This month there is no plan except to try not to buy more books and read what I already have. 🙂 And to reread The All Souls books by Deborah Harkness as part of the annual real-time read, it’s  my go-to comfort read and I can’t wait to start reading it again.

October is going to be a month for spooky/supernatural reads and maybe some festive reads later on the year. I have plenty of horror novels to read, not thinking too far ahead to decide on the festive books.

Have you read any of these books? What books have you enjoyed or hated? How did your summer challenge go?


The Mermaid’s Call by Katherine Stansfield

This is book 14 of the 20 Books Of Summer Challenge, there’s only a week left and I can’t see me reaching 20. Last year I read 14 so I’ll definitely beat that. I’ve been a bit slow reading lately and also blogging, so I’ll update at the beginning of September my final figure. 

I picked this book because I read The Magpie Tree which is the second book in this series last year. This book got my attention from the beginning, mainly because it’s set in Boscastle which is a place I love and miss visiting. 

Cornwall, 1845. Shilly has always felt a connection to happenings that are not of this world, a talent that has proved invaluable when investigating dark deeds with master of disguise, Anna Drake. The women opened a detective agency with help from their newest member and investor, Mathilda, but six long months have passed without a single case to solve and tensions are growing.
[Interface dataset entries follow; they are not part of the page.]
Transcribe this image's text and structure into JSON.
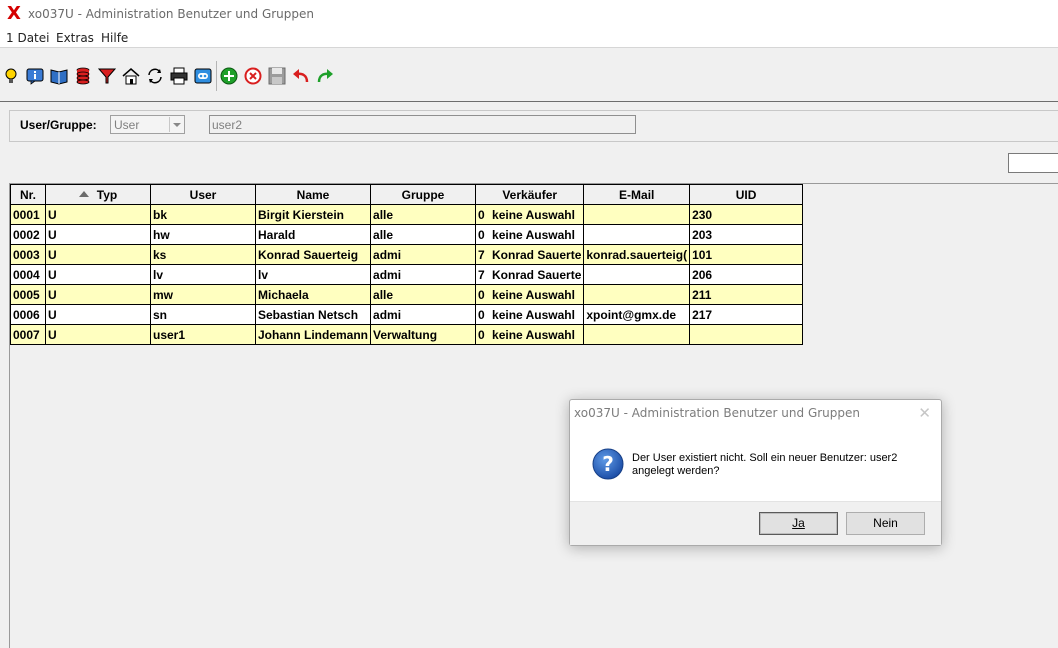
{
  "window": {
    "title": "xo037U - Administration Benutzer und Gruppen",
    "app_icon": "red-x-logo"
  },
  "menu": {
    "items": [
      {
        "label": "1 Datei"
      },
      {
        "label": "Extras"
      },
      {
        "label": "Hilfe"
      }
    ]
  },
  "toolbar": {
    "icons": [
      "lightbulb-icon",
      "info-icon",
      "book-icon",
      "database-icon",
      "filter-icon",
      "home-icon",
      "refresh-icon",
      "print-icon",
      "screen-icon",
      "add-icon",
      "delete-icon",
      "save-icon",
      "undo-icon",
      "redo-icon"
    ]
  },
  "filter": {
    "label": "User/Gruppe:",
    "type_value": "User",
    "user_value": "user2"
  },
  "grid": {
    "columns": [
      "Nr.",
      "Typ",
      "User",
      "Name",
      "Gruppe",
      "Verkäufer",
      "E-Mail",
      "UID"
    ],
    "rows": [
      {
        "nr": "0001",
        "typ": "U",
        "user": "bk",
        "name": "Birgit Kierstein",
        "gruppe": "alle",
        "vk_code": "0",
        "vk_name": "keine Auswahl",
        "email": "",
        "uid": "230"
      },
      {
        "nr": "0002",
        "typ": "U",
        "user": "hw",
        "name": "Harald",
        "gruppe": "alle",
        "vk_code": "0",
        "vk_name": "keine Auswahl",
        "email": "",
        "uid": "203"
      },
      {
        "nr": "0003",
        "typ": "U",
        "user": "ks",
        "name": "Konrad Sauerteig",
        "gruppe": "admi",
        "vk_code": "7",
        "vk_name": "Konrad Sauerte",
        "email": "konrad.sauerteig(",
        "uid": "101"
      },
      {
        "nr": "0004",
        "typ": "U",
        "user": "lv",
        "name": "lv",
        "gruppe": "admi",
        "vk_code": "7",
        "vk_name": "Konrad Sauerte",
        "email": "",
        "uid": "206"
      },
      {
        "nr": "0005",
        "typ": "U",
        "user": "mw",
        "name": "Michaela",
        "gruppe": "alle",
        "vk_code": "0",
        "vk_name": "keine Auswahl",
        "email": "",
        "uid": "211"
      },
      {
        "nr": "0006",
        "typ": "U",
        "user": "sn",
        "name": "Sebastian Netsch",
        "gruppe": "admi",
        "vk_code": "0",
        "vk_name": "keine Auswahl",
        "email": "xpoint@gmx.de",
        "uid": "217"
      },
      {
        "nr": "0007",
        "typ": "U",
        "user": "user1",
        "name": "Johann Lindemann",
        "gruppe": "Verwaltung",
        "vk_code": "0",
        "vk_name": "keine Auswahl",
        "email": "",
        "uid": ""
      }
    ]
  },
  "dialog": {
    "title": "xo037U - Administration Benutzer und Gruppen",
    "icon": "question-icon",
    "message_line1": "Der User existiert nicht. Soll ein neuer Benutzer: user2",
    "message_line2": "angelegt werden?",
    "yes_label": "Ja",
    "no_label": "Nein"
  }
}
It is almost a relief when a man is found dead along the Morwenstow coast and the agency is sought out to investigate. There are suspicions that wreckers plague the shores, luring ships to their ruin with false lights – though nothing has ever been proved. Yet with the local talk of sirens calling victims to the sea to meet their end, could something other-worldly be responsible for the man’s death?

-from Goodreads

My Review

The Mermaid’s Call is book three, you can read it as a stand along but you will always benefit from reading them in order. 

I enjoyed this historical mystery, it was lovely to be back with Anna and Shilly again. Anna and Shilly have recently set up their detective business in Boscastle, they are approached with a strange case. A man has a dream that his brother has been killed, Shilly also has a strange dream and feels this pull of the siren. They go to Morwenstow to investigate. 

I don’t want to give too much away. I like the characters of Anna and Shilly, they are still mysteries themselves, or at least Anna is. The Parson was also an intriguing character and I learnt at the end in the author’s note that he was a real person.

I love the dark, coastal atmosphere of this book.  The mystery was interesting and there was a lot of reference to things from that era, the religion, the story of the wreckers. 

Although I did enjoy this book, SPOILER? it didn’t really follow through with the supernatural element like the previous book did. Unless my expectations were too high? 

However it was  interesting and a lovely dark read and I am definitely going to read the next to find out what happens next for Shilly and Anna.